Why do I want it?

The people that put a little zoom-zoom into every vehicle they make just kept piling it on with the Mazdaspeed3. This is the most untamed of all the hot hatches and not for the feint of heart. The Mazdaspeed3 leads the pack in horsepower, and applying all that grunt to the road safely isn’t always a civilized exercise.  But if you are looking for maximum bang for the buck, You can’t do better than the Mazdaspeed3.

MSRP: $24,000
MPG: 25 hwy/18 city
HP: 263
Weight: 3281

MINI Cooper S

What is it?

MINI is the car that finally proved to America that small cars needn’t be cheap and flimsy penalty boxes, they could provide a premium experience, and even be highly desirable.
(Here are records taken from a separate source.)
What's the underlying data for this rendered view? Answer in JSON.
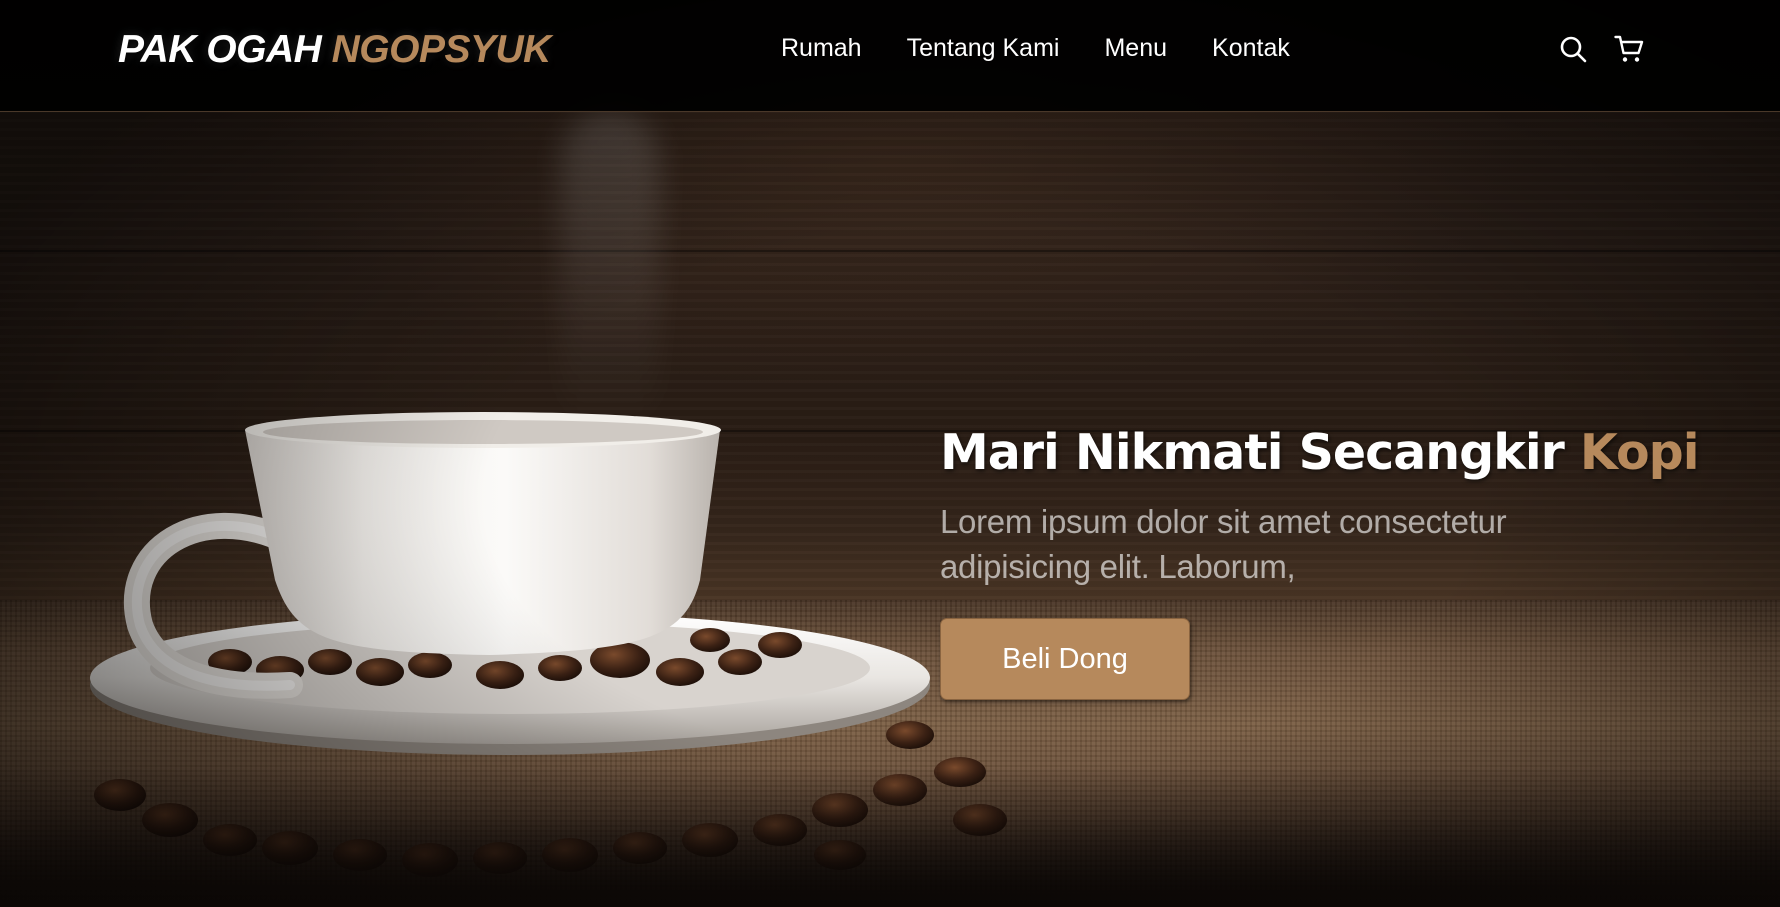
{
  "brand": {
    "name_primary": "PAK OGAH",
    "name_accent": "NGOPSYUK"
  },
  "nav": {
    "links": [
      "Rumah",
      "Tentang Kami",
      "Menu",
      "Kontak"
    ],
    "icons": [
      "search-icon",
      "shopping-cart-icon"
    ]
  },
  "hero": {
    "title_primary": "Mari Nikmati Secangkir",
    "title_accent": "Kopi",
    "description": "Lorem ipsum dolor sit amet consectetur adipisicing elit. Laborum,",
    "cta_label": "Beli Dong"
  },
  "colors": {
    "accent": "#b6895c",
    "navbar_bg": "#000000",
    "text": "#ffffff"
  }
}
The standard Cooper is a great drive in its own right, with razor-sharp responses and riding-on-rails handling. The Cooper S adds a turbocharger to the 1.6L 4-cylinder to up the fun factor.

Why do I want it?

Just as with the FIAT 500, the MINI Cooper S has a heaping helping of retro-modern pizzazz that makes you smile just walking up to it. And the smile won’t abate once you’re behind the wheel. The funky interior, with its dinner plate size speedo in the center of the dashboard and its array of oddly placed toggle switches may take some getting used to, but that’s alright; you’ll be enjoying the go-kart on steroids ride too much to care.

MSRP: $23,100
MPG: 35/27
HP: 181
Weight: 2668


There's great fun to be had in all these zippy little runabouts, but if you're a stats nerd that needs some whay to ranks these, we'll try to accomodate. Horsepower is great, we all agree, but one thing that's pertinent is how much weight those horses need to lug around.

  Horsepower Weight Lbs per HP
Ford Focus ST 252 3130 12.42
Mazdaspeed 3 263 3281 12.48
Hyundai Veloster Turbo 201 2800 13.93
MINI Cooper S 181 2668 14.74
VW GTI 200 3034 15.17
FIAT 500 Abarth 160 2533 15.83


Now, numbers are rarely the be-all-end-all; there are countless other factors and nuances involved in getting that power to the ground. For instance, despite the Veloster's advantage over the GTI in pounds per horsepower, nearly all experts would tell you the GTI is the better car to hustle around the track. Also, we're working with an estimate of the Focus ST's weight, so it could potentially dip below the Mazda. 

Let's look at one more metric: bang for the buck. How many grins are you getting for your dollar?

  Horsepower Price $ per HP
Mazdaspeed 3 263 $24,000 $91.25
Ford Focus ST 252 $24,495 $97.20
Hyundai Veloster Turbo 201 $21,950 $109.20
VW GTI 200 $23,995 $119.98
MINI Cooper S 181 $23,100 $127.62
FIAT 500 Abarth 160 $22,000 $137.50

Again, the Ford and Mazda are in the top two, while the FIAT trails the pack. Does that mean the FIAT is a dog? Or that the Mazda and Ford are the cars for you? Of course not. If you value the style of the 500 Abarth over the incremental performance of the others, good for you! You'll still have a blast every time you're behind the wheel.

As always, the best advice is to do your research, drive the cars, then decide for yourself.